Using Tor? - OnionShare

OnionShare is an open source tool for securely and anonymously sending and receiving files using Tor onion services. TorBrowser acts like the Firefox internet browser but hides your location from sites you’re visiting. It does this by concealing your IP address through a series of virtual tunnels.

Too difficult to switch platforms? -> CryptoMator

This is a secure solution if you have to use Google Drive or DropBox. It encrypts folders with a password. That way, it provides transparent document protection from unauthorized access. It’s free and open source. You can test it out with one folder in the cloud and have people try out CryptoMator while the rest of the drive stays untouched.

Calenders

Etesync

Etesync offers private encrypted calendars and contacts. It uses end-to-end encryption for syncing your contacts, calendars and tasks.

Passwords

KeePassXC

The problem with many password managers are that they are proprietary and closed source; there’s no guarantee the company has not put in a back door allowing them access to your passwords. When it comes to a master place that stores your passwords, it’s important that this is secure. The full code of KeePassXC is is open for public review. It stores the passwords encrypted and the app works on many different platforms. That’s it for now. This list will get updated as new as I conduct more research.

Last but not least, while the topic of financial privacy is beyond the scope of this article, I’ll briefly mention an alternative and private way to exchange currency in a world this is going cashless.

Cryptocurrency

A good way to keep a level of financial privacy is to use cash. While companies are moving away from cash and the pandemic is accelerating that, there are many online and technical servies that accept cryptocurrency.

Cryptocurrency - Monero

Monero is a cryptocurrency that solves many of the privacy and security issues of Bitcoin.

Cryptocurrency exchange network - Bisq

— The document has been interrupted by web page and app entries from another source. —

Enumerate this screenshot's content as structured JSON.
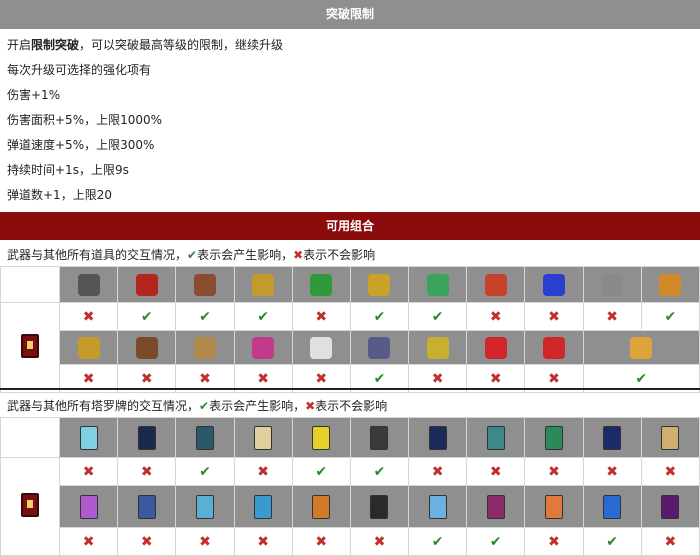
{
  "section1": {
    "title": "突破限制",
    "intro_prefix": "开启",
    "intro_bold": "限制突破",
    "intro_suffix": "，可以突破最高等级的限制，继续升级",
    "lines": [
      "每次升级可选择的强化项有",
      "伤害+1%",
      "伤害面积+5%，上限1000%",
      "弹道速度+5%，上限300%",
      "持续时间+1s，上限9s",
      "弹道数+1，上限20"
    ]
  },
  "section2": {
    "title": "可用组合",
    "items_note": {
      "prefix": "武器与其他所有道具的交互情况，",
      "ok_text": "表示会产生影响，",
      "no_text": "表示不会影响"
    },
    "tarot_note": {
      "prefix": "武器与其他所有塔罗牌的交互情况，",
      "ok_text": "表示会产生影响，",
      "no_text": "表示不会影响"
    },
    "marks": {
      "ok": "✔",
      "no": "✖"
    },
    "items_row1": [
      {
        "icon": "heart-frame-icon",
        "color": "#555555",
        "mark": "no"
      },
      {
        "icon": "red-tome-icon",
        "color": "#b3261e",
        "mark": "ok"
      },
      {
        "icon": "gauntlet-icon",
        "color": "#8a4b2f",
        "mark": "ok"
      },
      {
        "icon": "candelabra-icon",
        "color": "#c49a2a",
        "mark": "ok"
      },
      {
        "icon": "clover-icon",
        "color": "#2e9a3a",
        "mark": "no"
      },
      {
        "icon": "crown-icon",
        "color": "#c9a227",
        "mark": "ok"
      },
      {
        "icon": "feather-icon",
        "color": "#3aa55a",
        "mark": "ok"
      },
      {
        "icon": "hollow-heart-icon",
        "color": "#c8412b",
        "mark": "no"
      },
      {
        "icon": "blue-orb-icon",
        "color": "#2a3fd0",
        "mark": "no"
      },
      {
        "icon": "silver-ring-icon",
        "color": "#8a8a8a",
        "mark": "no"
      },
      {
        "icon": "gold-ring-icon",
        "color": "#d08a2a",
        "mark": "ok"
      }
    ],
    "items_row2": [
      {
        "icon": "shield-crown-icon",
        "color": "#c49a2a",
        "mark": "no"
      },
      {
        "icon": "cake-icon",
        "color": "#7a4a2a",
        "mark": "no"
      },
      {
        "icon": "helmet-icon",
        "color": "#b08a4a",
        "mark": "no"
      },
      {
        "icon": "skull-icon",
        "color": "#c23a8a",
        "mark": "no"
      },
      {
        "icon": "wings-icon",
        "color": "#e0e0e0",
        "mark": "no"
      },
      {
        "icon": "metal-ring-icon",
        "color": "#5a5a8a",
        "mark": "ok"
      },
      {
        "icon": "gold-band-icon",
        "color": "#c7b030",
        "mark": "no"
      },
      {
        "icon": "red-arrow-icon",
        "color": "#d0262a",
        "mark": "no"
      },
      {
        "icon": "red-arrow-left-icon",
        "color": "#d0262a",
        "mark": "no"
      },
      {
        "icon": "scroll-icon",
        "color": "#e0a23a",
        "mark": "ok"
      }
    ],
    "tarot_row1": [
      {
        "icon": "tarot-frost-icon",
        "color": "#7fd0e0",
        "mark": "no"
      },
      {
        "icon": "tarot-tower-icon",
        "color": "#1a2a4a",
        "mark": "no"
      },
      {
        "icon": "tarot-wheel-icon",
        "color": "#2a5a6a",
        "mark": "ok"
      },
      {
        "icon": "tarot-crown-icon",
        "color": "#e0d0a0",
        "mark": "no"
      },
      {
        "icon": "tarot-sun-icon",
        "color": "#e8d02a",
        "mark": "ok"
      },
      {
        "icon": "tarot-spider-icon",
        "color": "#3a3a3a",
        "mark": "ok"
      },
      {
        "icon": "tarot-wheel-dark-icon",
        "color": "#1a2a5a",
        "mark": "no"
      },
      {
        "icon": "tarot-hand-icon",
        "color": "#3a8a8a",
        "mark": "no"
      },
      {
        "icon": "tarot-tree-icon",
        "color": "#2a8a5a",
        "mark": "no"
      },
      {
        "icon": "tarot-cross-icon",
        "color": "#1a2a6a",
        "mark": "no"
      },
      {
        "icon": "tarot-mirror-icon",
        "color": "#d0b070",
        "mark": "no"
      }
    ],
    "tarot_row2": [
      {
        "icon": "tarot-wave-icon",
        "color": "#b05ad0",
        "mark": "no"
      },
      {
        "icon": "tarot-moon-icon",
        "color": "#3a5aa0",
        "mark": "no"
      },
      {
        "icon": "tarot-loop-icon",
        "color": "#5ab0d0",
        "mark": "no"
      },
      {
        "icon": "tarot-eye-icon",
        "color": "#3a9ad0",
        "mark": "no"
      },
      {
        "icon": "tarot-mask-icon",
        "color": "#d07a2a",
        "mark": "no"
      },
      {
        "icon": "tarot-blade-icon",
        "color": "#2a2a2a",
        "mark": "no"
      },
      {
        "icon": "tarot-storm-icon",
        "color": "#6ab0e0",
        "mark": "ok"
      },
      {
        "icon": "tarot-figure-icon",
        "color": "#8a2a6a",
        "mark": "ok"
      },
      {
        "icon": "tarot-sunset-icon",
        "color": "#e07a3a",
        "mark": "no"
      },
      {
        "icon": "tarot-bird-icon",
        "color": "#2a6ad0",
        "mark": "ok"
      },
      {
        "icon": "tarot-flame-icon",
        "color": "#5a1a6a",
        "mark": "no"
      }
    ]
  },
  "colors": {
    "ok": "#2a8a2a",
    "no": "#c0302c",
    "header_red": "#8b0c0c",
    "header_gray": "#8f8f8f"
  }
}
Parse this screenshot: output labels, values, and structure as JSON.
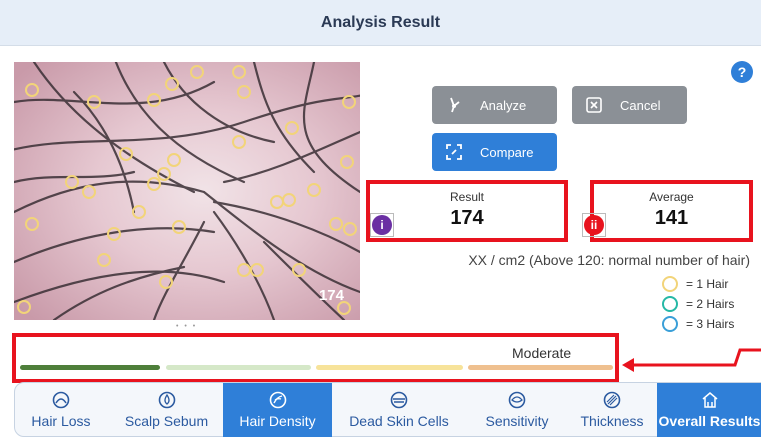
{
  "header": {
    "title": "Analysis Result"
  },
  "help": {
    "label": "?"
  },
  "image": {
    "count_overlay": "174",
    "pager": "• • •"
  },
  "actions": {
    "analyze_label": "Analyze",
    "cancel_label": "Cancel",
    "compare_label": "Compare"
  },
  "result": {
    "label": "Result",
    "value": "174",
    "marker": "i"
  },
  "average": {
    "label": "Average",
    "value": "141",
    "marker": "ii"
  },
  "unit_note": "XX / cm2 (Above 120: normal number of hair)",
  "legend": [
    {
      "label": "= 1 Hair",
      "color": "#f2d479"
    },
    {
      "label": "= 2 Hairs",
      "color": "#26b8a6"
    },
    {
      "label": "= 3 Hairs",
      "color": "#3a9fd8"
    }
  ],
  "density_level": {
    "label": "Moderate"
  },
  "level_colors": [
    "#4e7f3a",
    "#d5e8c8",
    "#f7e39a",
    "#efc08f"
  ],
  "nav": [
    {
      "label": "Hair Loss",
      "icon": "hair-loss-icon"
    },
    {
      "label": "Scalp Sebum",
      "icon": "sebum-icon"
    },
    {
      "label": "Hair Density",
      "icon": "hair-density-icon"
    },
    {
      "label": "Dead Skin Cells",
      "icon": "dead-skin-icon"
    },
    {
      "label": "Sensitivity",
      "icon": "sensitivity-icon"
    },
    {
      "label": "Thickness",
      "icon": "thickness-icon"
    },
    {
      "label": "Overall Results",
      "icon": "overall-results-icon"
    }
  ],
  "colors": {
    "accent": "#2f7fd8",
    "highlight": "#e8131e",
    "button_gray": "#8b9096"
  }
}
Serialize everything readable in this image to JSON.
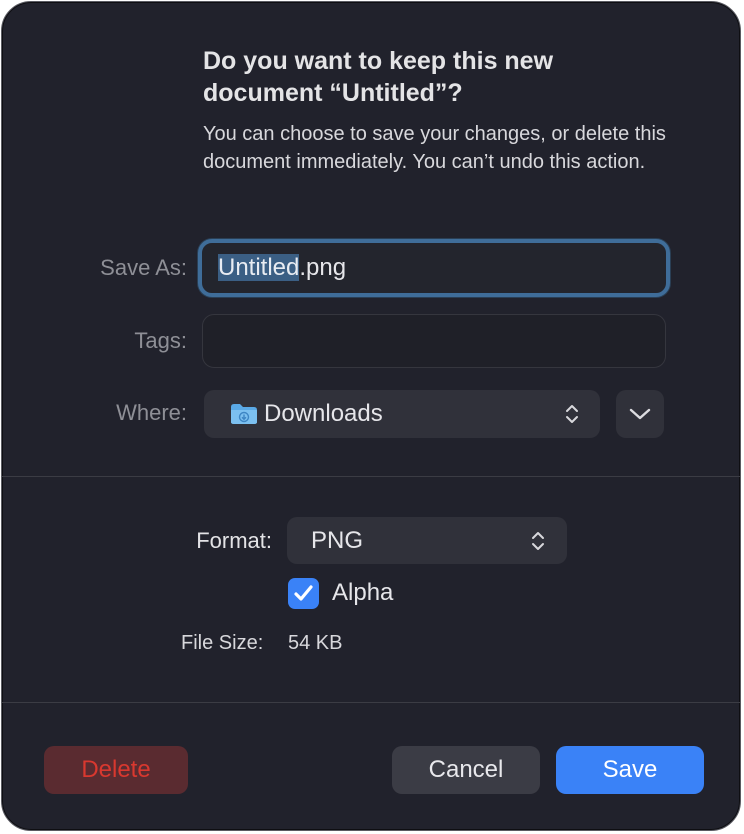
{
  "dialog": {
    "title": "Do you want to keep this new document “Untitled”?",
    "message": "You can choose to save your changes, or delete this document immediately. You can’t undo this action."
  },
  "save_as": {
    "label": "Save As:",
    "value_selected": "Untitled",
    "value_rest": ".png"
  },
  "tags": {
    "label": "Tags:",
    "value": ""
  },
  "where": {
    "label": "Where:",
    "selected": "Downloads",
    "icon": "folder-downloads-icon"
  },
  "format": {
    "label": "Format:",
    "selected": "PNG"
  },
  "alpha": {
    "label": "Alpha",
    "checked": true
  },
  "file_size": {
    "label": "File Size:",
    "value": "54 KB"
  },
  "buttons": {
    "delete": "Delete",
    "cancel": "Cancel",
    "save": "Save"
  },
  "colors": {
    "background": "#21222c",
    "accent": "#3a82f7",
    "destructive": "#d9382f",
    "focus_ring": "#3f6d99"
  }
}
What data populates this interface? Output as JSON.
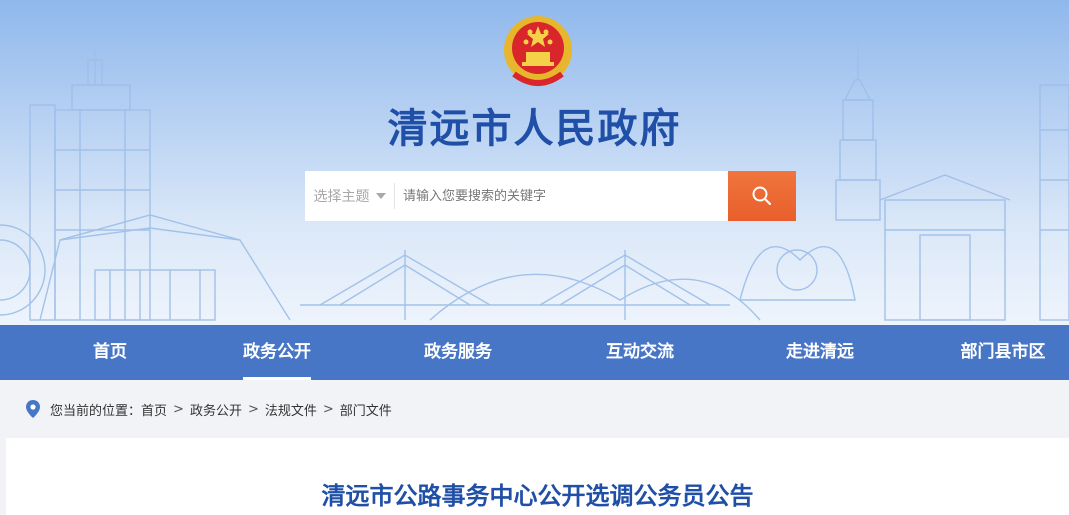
{
  "header": {
    "site_title": "清远市人民政府",
    "emblem_icon": "national-emblem-icon",
    "brand_color": "#1f4fa6"
  },
  "search": {
    "topic_label": "选择主题",
    "placeholder": "请输入您要搜索的关键字",
    "button_icon": "search-icon",
    "button_color": "#e8672f"
  },
  "nav": {
    "items": [
      {
        "label": "首页"
      },
      {
        "label": "政务公开"
      },
      {
        "label": "政务服务"
      },
      {
        "label": "互动交流"
      },
      {
        "label": "走进清远"
      },
      {
        "label": "部门县市区"
      }
    ],
    "active_label": "政务公开",
    "background": "#4876c6"
  },
  "breadcrumb": {
    "icon": "location-pin-icon",
    "prefix": "您当前的位置：",
    "items": [
      "首页",
      "政务公开",
      "法规文件",
      "部门文件"
    ],
    "separator": ">"
  },
  "article": {
    "title": "清远市公路事务中心公开选调公务员公告"
  }
}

Banks and governments have forced many companies to undo security for Bitcoin and Litecoin trading. For example, while cryptocurrency solves the privacy problem, many organizations are requiring government ID and photographs to do purchases or exchanges. Bisq is the opposite of that. It’s a private exchange network that does not not require you to submit your personal information to do exchanges and transactions.

Bitcoin ATMs

One way to obtain cryptocurrency with a degree of privacy is through a bitcoin ATM, however some regions have specific laws which require identification or have limits. You can find the specific regulations and ATMs near you. The know-your-customer measures are set by the provider so it’s ultimately up to them how strict the identification settings are. Many of the ATM listings are starting to put that information in the description for the location so that you don’t waste travel time.

Where To Go From Here

That’s it for now. For more information about security and privacy, see the suggestions in my Privacy Tips for Investigators article.

If you have any questions, feel free to contact me through any of the contact options at the top of this page. Last but not least, stay safe during COVID-19.